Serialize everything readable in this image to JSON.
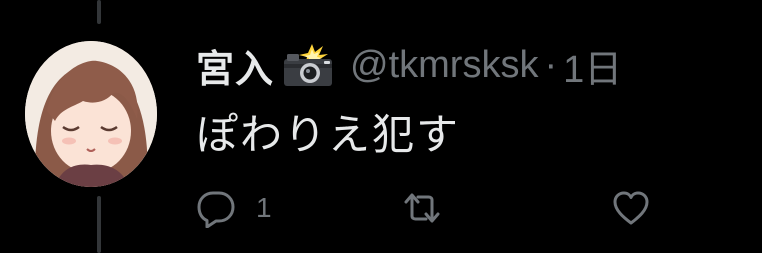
{
  "tweet": {
    "display_name": "宮入",
    "emoji_icon": "camera-with-flash-icon",
    "handle": "@tkmrsksk",
    "separator": "·",
    "time": "1日",
    "text": "ぽわりえ犯す"
  },
  "actions": {
    "reply_icon": "reply-icon",
    "reply_count": "1",
    "retweet_icon": "retweet-icon",
    "like_icon": "like-icon"
  },
  "colors": {
    "background": "#000000",
    "primary_text": "#e7e9ea",
    "secondary_text": "#71767b",
    "thread_line": "#333639"
  }
}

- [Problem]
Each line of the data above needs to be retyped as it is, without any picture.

- [Answer to this task]
Serialize everything readable in this image to JSON.
{
  "tweet": {
    "display_name": "宮入",
    "emoji_icon": "camera-with-flash-icon",
    "handle": "@tkmrsksk",
    "separator": "·",
    "time": "1日",
    "text": "ぽわりえ犯す"
  },
  "actions": {
    "reply_icon": "reply-icon",
    "reply_count": "1",
    "retweet_icon": "retweet-icon",
    "like_icon": "like-icon"
  },
  "colors": {
    "background": "#000000",
    "primary_text": "#e7e9ea",
    "secondary_text": "#71767b",
    "thread_line": "#333639"
  }
}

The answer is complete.